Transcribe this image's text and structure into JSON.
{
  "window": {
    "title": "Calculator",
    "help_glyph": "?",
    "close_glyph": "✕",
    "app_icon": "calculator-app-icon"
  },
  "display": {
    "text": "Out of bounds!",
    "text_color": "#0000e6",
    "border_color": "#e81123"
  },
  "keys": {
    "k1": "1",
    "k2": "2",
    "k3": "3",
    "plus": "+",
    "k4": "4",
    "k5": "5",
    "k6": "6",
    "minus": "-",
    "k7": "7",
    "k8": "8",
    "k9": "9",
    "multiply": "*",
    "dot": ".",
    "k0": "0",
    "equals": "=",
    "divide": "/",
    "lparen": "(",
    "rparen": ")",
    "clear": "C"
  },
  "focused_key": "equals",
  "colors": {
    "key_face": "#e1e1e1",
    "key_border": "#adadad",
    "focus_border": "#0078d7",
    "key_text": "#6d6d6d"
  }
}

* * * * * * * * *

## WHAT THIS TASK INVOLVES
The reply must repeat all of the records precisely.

## RESULT OF THE EXERCISE
Transcribe this image's text and structure into JSON.
{
  "window": {
    "title": "Calculator",
    "help_glyph": "?",
    "close_glyph": "✕",
    "app_icon": "calculator-app-icon"
  },
  "display": {
    "text": "Out of bounds!",
    "text_color": "#0000e6",
    "border_color": "#e81123"
  },
  "keys": {
    "k1": "1",
    "k2": "2",
    "k3": "3",
    "plus": "+",
    "k4": "4",
    "k5": "5",
    "k6": "6",
    "minus": "-",
    "k7": "7",
    "k8": "8",
    "k9": "9",
    "multiply": "*",
    "dot": ".",
    "k0": "0",
    "equals": "=",
    "divide": "/",
    "lparen": "(",
    "rparen": ")",
    "clear": "C"
  },
  "focused_key": "equals",
  "colors": {
    "key_face": "#e1e1e1",
    "key_border": "#adadad",
    "focus_border": "#0078d7",
    "key_text": "#6d6d6d"
  }
}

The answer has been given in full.